▸ **Task description**
Excluding any images, copy all of the lines below precisely as written.

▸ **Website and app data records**

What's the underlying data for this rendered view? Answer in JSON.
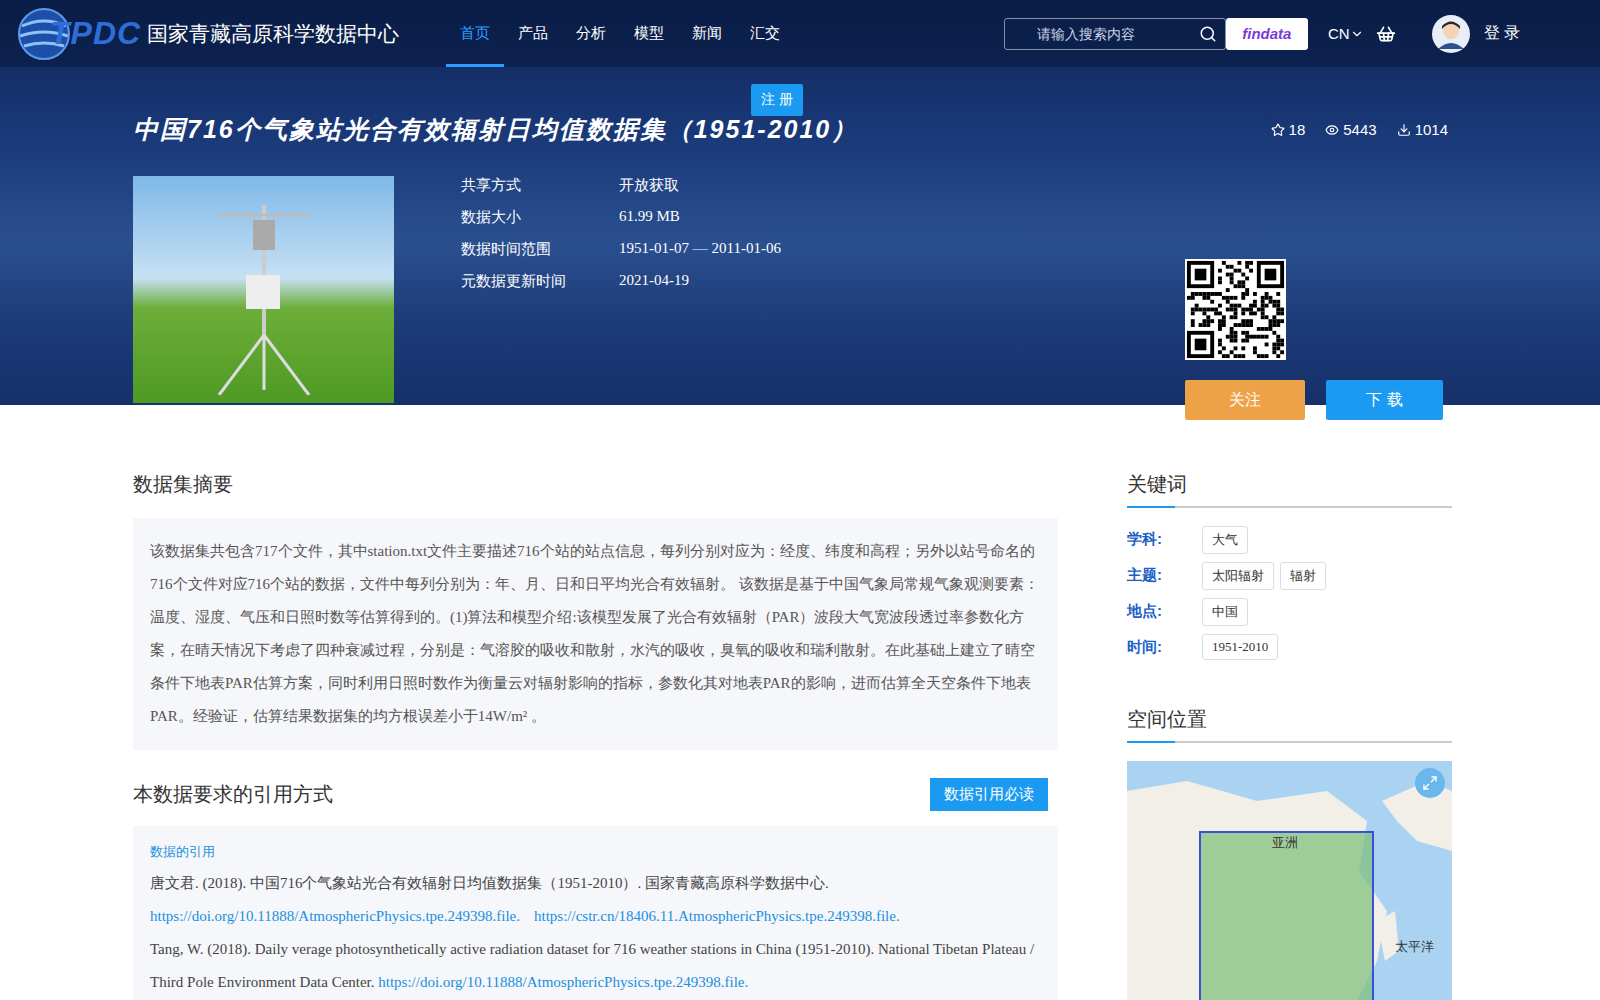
{
  "site": {
    "logo": "TPDC",
    "name": "国家青藏高原科学数据中心"
  },
  "nav": [
    {
      "label": "首页",
      "selected": true
    },
    {
      "label": "产品",
      "selected": false
    },
    {
      "label": "分析",
      "selected": false
    },
    {
      "label": "模型",
      "selected": false
    },
    {
      "label": "新闻",
      "selected": false
    },
    {
      "label": "汇交",
      "selected": false
    }
  ],
  "search": {
    "placeholder": "请输入搜索内容"
  },
  "findata": "findata",
  "language": "CN",
  "login": "登 录",
  "register": "注 册",
  "dataset": {
    "title": "中国716个气象站光合有效辐射日均值数据集（1951-2010）",
    "stats": {
      "stars": "18",
      "views": "5443",
      "downloads": "1014"
    },
    "info": [
      {
        "label": "共享方式",
        "value": "开放获取"
      },
      {
        "label": "数据大小",
        "value": "61.99 MB"
      },
      {
        "label": "数据时间范围",
        "value": "1951-01-07 — 2011-01-06"
      },
      {
        "label": "元数据更新时间",
        "value": "2021-04-19"
      }
    ],
    "follow": "关注",
    "download": "下 载"
  },
  "abstract": {
    "heading": "数据集摘要",
    "text": "该数据集共包含717个文件，其中station.txt文件主要描述716个站的站点信息，每列分别对应为：经度、纬度和高程；另外以站号命名的716个文件对应716个站的数据，文件中每列分别为：年、月、日和日平均光合有效辐射。 该数据是基于中国气象局常规气象观测要素：温度、湿度、气压和日照时数等估算得到的。(1)算法和模型介绍:该模型发展了光合有效辐射（PAR）波段大气宽波段透过率参数化方案，在晴天情况下考虑了四种衰减过程，分别是：气溶胶的吸收和散射，水汽的吸收，臭氧的吸收和瑞利散射。在此基础上建立了晴空条件下地表PAR估算方案，同时利用日照时数作为衡量云对辐射影响的指标，参数化其对地表PAR的影响，进而估算全天空条件下地表PAR。经验证，估算结果数据集的均方根误差小于14W/m² 。"
  },
  "citation": {
    "heading": "本数据要求的引用方式",
    "button": "数据引用必读",
    "subheading": "数据的引用",
    "chinese": "唐文君. (2018). 中国716个气象站光合有效辐射日均值数据集（1951-2010）. 国家青藏高原科学数据中心.",
    "links": [
      "https://doi.org/10.11888/AtmosphericPhysics.tpe.249398.file.",
      "https://cstr.cn/18406.11.AtmosphericPhysics.tpe.249398.file."
    ],
    "english": "Tang, W. (2018). Daily verage photosynthetically active radiation dataset for 716 weather stations in China (1951-2010). National Tibetan Plateau / Third Pole Environment Data Center.",
    "english_link": "https://doi.org/10.11888/AtmosphericPhysics.tpe.249398.file."
  },
  "keywords": {
    "heading": "关键词",
    "groups": [
      {
        "label": "学科:",
        "tags": [
          "大气"
        ]
      },
      {
        "label": "主题:",
        "tags": [
          "太阳辐射",
          "辐射"
        ]
      },
      {
        "label": "地点:",
        "tags": [
          "中国"
        ]
      },
      {
        "label": "时间:",
        "tags": [
          "1951-2010"
        ]
      }
    ]
  },
  "map": {
    "heading": "空间位置",
    "labels": [
      "亚洲",
      "太平洋"
    ]
  }
}
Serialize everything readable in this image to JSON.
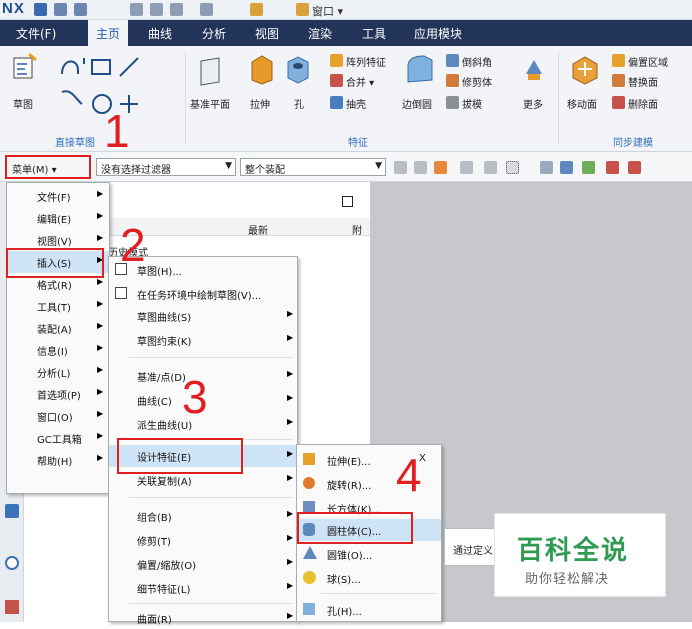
{
  "app": {
    "logo": "NX",
    "window_menu": "窗口 ▾"
  },
  "ribbon_tabs": [
    "文件(F)",
    "主页",
    "曲线",
    "分析",
    "视图",
    "渲染",
    "工具",
    "应用模块"
  ],
  "ribbon": {
    "sketch": "草图",
    "group_direct_sketch": "直接草图",
    "datum_plane": "基准平面",
    "extrude": "拉伸",
    "hole": "孔",
    "pattern_feature": "阵列特征",
    "unite": "合并 ▾",
    "shell": "抽壳",
    "edge_blend": "边倒圆",
    "chamfer": "倒斜角",
    "trim_body": "修剪体",
    "draft": "拔模",
    "more": "更多",
    "group_feature": "特征",
    "move_face": "移动面",
    "offset_region": "偏置区域",
    "replace_face": "替换面",
    "delete_face": "删除面",
    "group_sync": "同步建模"
  },
  "selbar": {
    "menu_button": "菜单(M) ▾",
    "filter": "没有选择过滤器",
    "scope": "整个装配"
  },
  "nav_panel": {
    "col_latest": "最新",
    "col_extra": "附",
    "row_prefix": "历史模式"
  },
  "main_menu": [
    "文件(F)",
    "编辑(E)",
    "视图(V)",
    "插入(S)",
    "格式(R)",
    "工具(T)",
    "装配(A)",
    "信息(I)",
    "分析(L)",
    "首选项(P)",
    "窗口(O)",
    "GC工具箱",
    "帮助(H)"
  ],
  "insert_menu": [
    "草图(H)...",
    "在任务环境中绘制草图(V)...",
    "草图曲线(S)",
    "草图约束(K)",
    "基准/点(D)",
    "曲线(C)",
    "派生曲线(U)",
    "设计特征(E)",
    "关联复制(A)",
    "组合(B)",
    "修剪(T)",
    "偏置/缩放(O)",
    "细节特征(L)",
    "曲面(R)"
  ],
  "design_feature_menu": [
    "拉伸(E)...",
    "旋转(R)...",
    "长方体(K)...",
    "圆柱体(C)...",
    "圆锥(O)...",
    "球(S)...",
    "孔(H)..."
  ],
  "tooltip_partial": "通过定义",
  "shortcut_partial": "X",
  "steps": [
    "1",
    "2",
    "3",
    "4"
  ],
  "watermark": {
    "title": "百科全说",
    "subtitle": "助你轻松解决"
  },
  "colors": {
    "annotation_red": "#e02020",
    "ribbon_dark": "#22345a",
    "watermark_green": "#2e9a52"
  }
}
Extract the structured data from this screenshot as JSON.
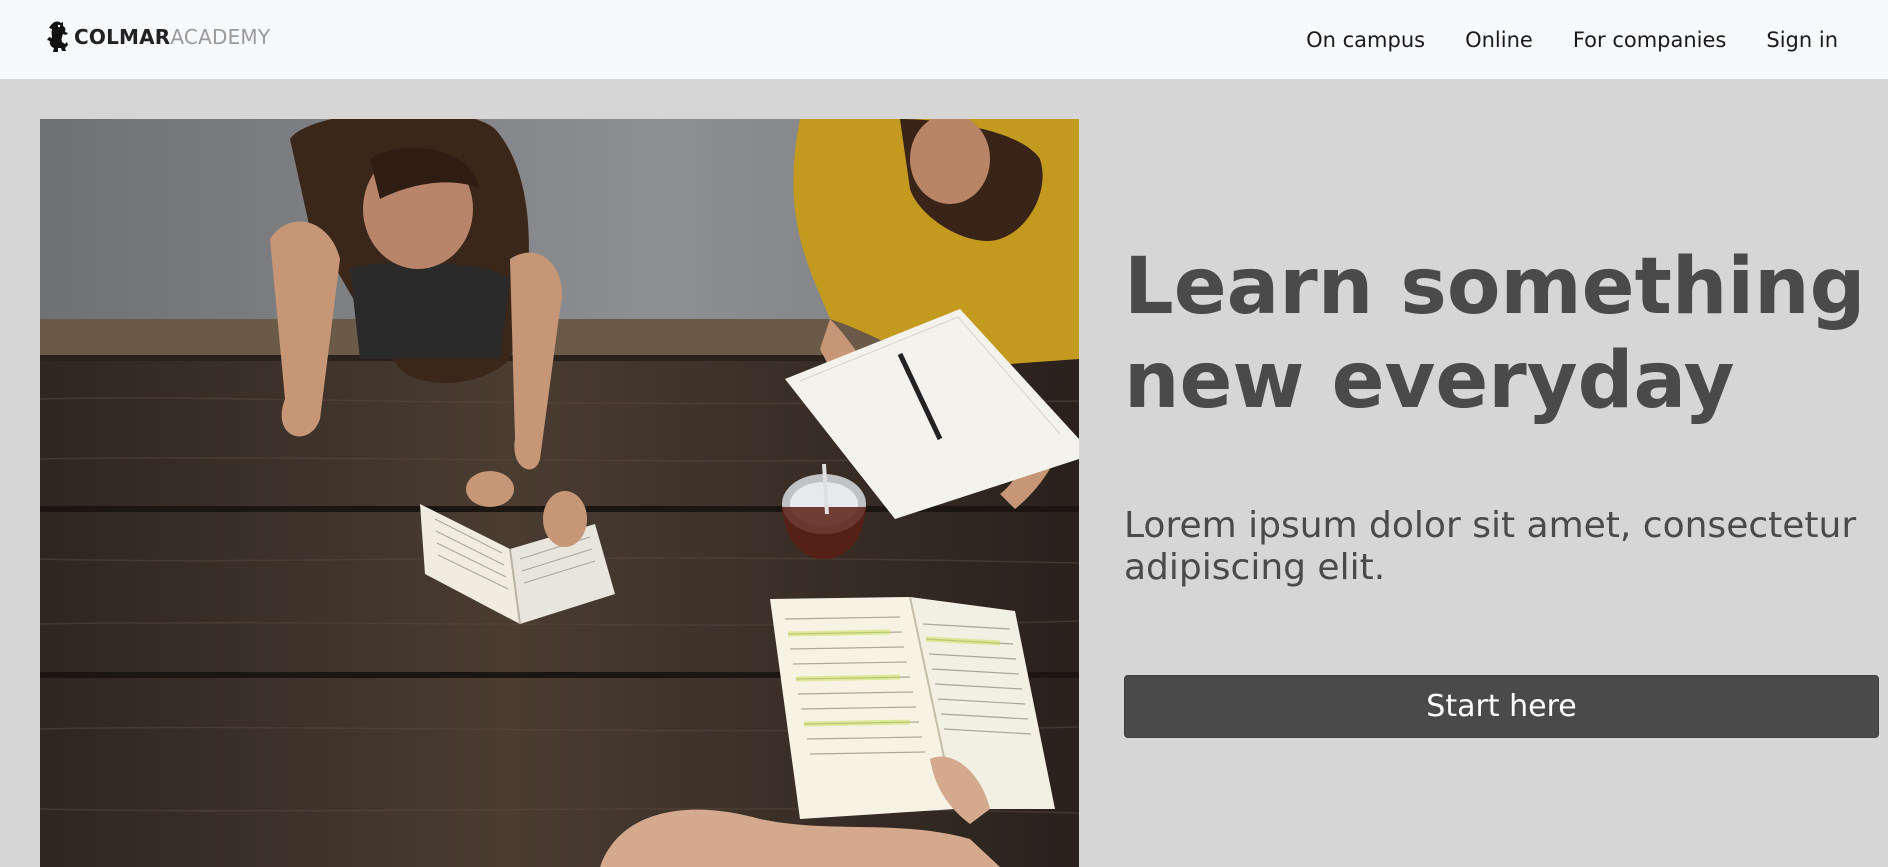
{
  "brand": {
    "name_bold": "COLMAR",
    "name_light": "ACADEMY",
    "logo_icon": "lion-rampant-icon"
  },
  "nav": {
    "items": [
      {
        "label": "On campus"
      },
      {
        "label": "Online"
      },
      {
        "label": "For companies"
      },
      {
        "label": "Sign in"
      }
    ]
  },
  "hero": {
    "image": "students-studying-at-wooden-table-photo",
    "title": "Learn something new everyday",
    "subtitle": "Lorem ipsum dolor sit amet, consectetur adipiscing elit.",
    "cta_label": "Start here"
  },
  "colors": {
    "navbar_bg": "#f8f9fa",
    "page_bg": "#d6d6d6",
    "text_dark": "#4a4a4a",
    "button_bg": "#4a4a4a",
    "button_text": "#ffffff",
    "brand_light": "#9a9a9a"
  }
}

▸ **Response area**
What's the underlying data for this rendered view? Answer in JSON.
{
  "site": {
    "logo": "TPDC",
    "name": "国家青藏高原科学数据中心"
  },
  "nav": [
    {
      "label": "首页",
      "selected": true
    },
    {
      "label": "产品",
      "selected": false
    },
    {
      "label": "分析",
      "selected": false
    },
    {
      "label": "模型",
      "selected": false
    },
    {
      "label": "新闻",
      "selected": false
    },
    {
      "label": "汇交",
      "selected": false
    }
  ],
  "search": {
    "placeholder": "请输入搜索内容"
  },
  "findata": "findata",
  "language": "CN",
  "login": "登 录",
  "register": "注 册",
  "dataset": {
    "title": "中国716个气象站光合有效辐射日均值数据集（1951-2010）",
    "stats": {
      "stars": "18",
      "views": "5443",
      "downloads": "1014"
    },
    "info": [
      {
        "label": "共享方式",
        "value": "开放获取"
      },
      {
        "label": "数据大小",
        "value": "61.99 MB"
      },
      {
        "label": "数据时间范围",
        "value": "1951-01-07 — 2011-01-06"
      },
      {
        "label": "元数据更新时间",
        "value": "2021-04-19"
      }
    ],
    "follow": "关注",
    "download": "下 载"
  },
  "abstract": {
    "heading": "数据集摘要",
    "text": "该数据集共包含717个文件，其中station.txt文件主要描述716个站的站点信息，每列分别对应为：经度、纬度和高程；另外以站号命名的716个文件对应716个站的数据，文件中每列分别为：年、月、日和日平均光合有效辐射。 该数据是基于中国气象局常规气象观测要素：温度、湿度、气压和日照时数等估算得到的。(1)算法和模型介绍:该模型发展了光合有效辐射（PAR）波段大气宽波段透过率参数化方案，在晴天情况下考虑了四种衰减过程，分别是：气溶胶的吸收和散射，水汽的吸收，臭氧的吸收和瑞利散射。在此基础上建立了晴空条件下地表PAR估算方案，同时利用日照时数作为衡量云对辐射影响的指标，参数化其对地表PAR的影响，进而估算全天空条件下地表PAR。经验证，估算结果数据集的均方根误差小于14W/m² 。"
  },
  "citation": {
    "heading": "本数据要求的引用方式",
    "button": "数据引用必读",
    "subheading": "数据的引用",
    "chinese": "唐文君. (2018). 中国716个气象站光合有效辐射日均值数据集（1951-2010）. 国家青藏高原科学数据中心.",
    "links": [
      "https://doi.org/10.11888/AtmosphericPhysics.tpe.249398.file.",
      "https://cstr.cn/18406.11.AtmosphericPhysics.tpe.249398.file."
    ],
    "english": "Tang, W. (2018). Daily verage photosynthetically active radiation dataset for 716 weather stations in China (1951-2010). National Tibetan Plateau / Third Pole Environment Data Center.",
    "english_link": "https://doi.org/10.11888/AtmosphericPhysics.tpe.249398.file."
  },
  "keywords": {
    "heading": "关键词",
    "groups": [
      {
        "label": "学科:",
        "tags": [
          "大气"
        ]
      },
      {
        "label": "主题:",
        "tags": [
          "太阳辐射",
          "辐射"
        ]
      },
      {
        "label": "地点:",
        "tags": [
          "中国"
        ]
      },
      {
        "label": "时间:",
        "tags": [
          "1951-2010"
        ]
      }
    ]
  },
  "map": {
    "heading": "空间位置",
    "labels": [
      "亚洲",
      "太平洋"
    ]
  }
}
Serialize everything readable in this image to JSON.
{
  "app": {
    "logo": "NX",
    "window_menu": "窗口 ▾"
  },
  "ribbon_tabs": [
    "文件(F)",
    "主页",
    "曲线",
    "分析",
    "视图",
    "渲染",
    "工具",
    "应用模块"
  ],
  "ribbon": {
    "sketch": "草图",
    "group_direct_sketch": "直接草图",
    "datum_plane": "基准平面",
    "extrude": "拉伸",
    "hole": "孔",
    "pattern_feature": "阵列特征",
    "unite": "合并 ▾",
    "shell": "抽壳",
    "edge_blend": "边倒圆",
    "chamfer": "倒斜角",
    "trim_body": "修剪体",
    "draft": "拔模",
    "more": "更多",
    "group_feature": "特征",
    "move_face": "移动面",
    "offset_region": "偏置区域",
    "replace_face": "替换面",
    "delete_face": "删除面",
    "group_sync": "同步建模"
  },
  "selbar": {
    "menu_button": "菜单(M) ▾",
    "filter": "没有选择过滤器",
    "scope": "整个装配"
  },
  "nav_panel": {
    "col_latest": "最新",
    "col_extra": "附",
    "row_prefix": "历史模式"
  },
  "main_menu": [
    "文件(F)",
    "编辑(E)",
    "视图(V)",
    "插入(S)",
    "格式(R)",
    "工具(T)",
    "装配(A)",
    "信息(I)",
    "分析(L)",
    "首选项(P)",
    "窗口(O)",
    "GC工具箱",
    "帮助(H)"
  ],
  "insert_menu": [
    "草图(H)...",
    "在任务环境中绘制草图(V)...",
    "草图曲线(S)",
    "草图约束(K)",
    "基准/点(D)",
    "曲线(C)",
    "派生曲线(U)",
    "设计特征(E)",
    "关联复制(A)",
    "组合(B)",
    "修剪(T)",
    "偏置/缩放(O)",
    "细节特征(L)",
    "曲面(R)"
  ],
  "design_feature_menu": [
    "拉伸(E)...",
    "旋转(R)...",
    "长方体(K)...",
    "圆柱体(C)...",
    "圆锥(O)...",
    "球(S)...",
    "孔(H)..."
  ],
  "tooltip_partial": "通过定义",
  "shortcut_partial": "X",
  "steps": [
    "1",
    "2",
    "3",
    "4"
  ],
  "watermark": {
    "title": "百科全说",
    "subtitle": "助你轻松解决"
  },
  "colors": {
    "annotation_red": "#e02020",
    "ribbon_dark": "#22345a",
    "watermark_green": "#2e9a52"
  }
}
Extract the structured data from this screenshot as JSON.
{
  "brand": {
    "name_bold": "COLMAR",
    "name_light": "ACADEMY",
    "logo_icon": "lion-rampant-icon"
  },
  "nav": {
    "items": [
      {
        "label": "On campus"
      },
      {
        "label": "Online"
      },
      {
        "label": "For companies"
      },
      {
        "label": "Sign in"
      }
    ]
  },
  "hero": {
    "image": "students-studying-at-wooden-table-photo",
    "title": "Learn something new everyday",
    "subtitle": "Lorem ipsum dolor sit amet, consectetur adipiscing elit.",
    "cta_label": "Start here"
  },
  "colors": {
    "navbar_bg": "#f8f9fa",
    "page_bg": "#d6d6d6",
    "text_dark": "#4a4a4a",
    "button_bg": "#4a4a4a",
    "button_text": "#ffffff",
    "brand_light": "#9a9a9a"
  }
}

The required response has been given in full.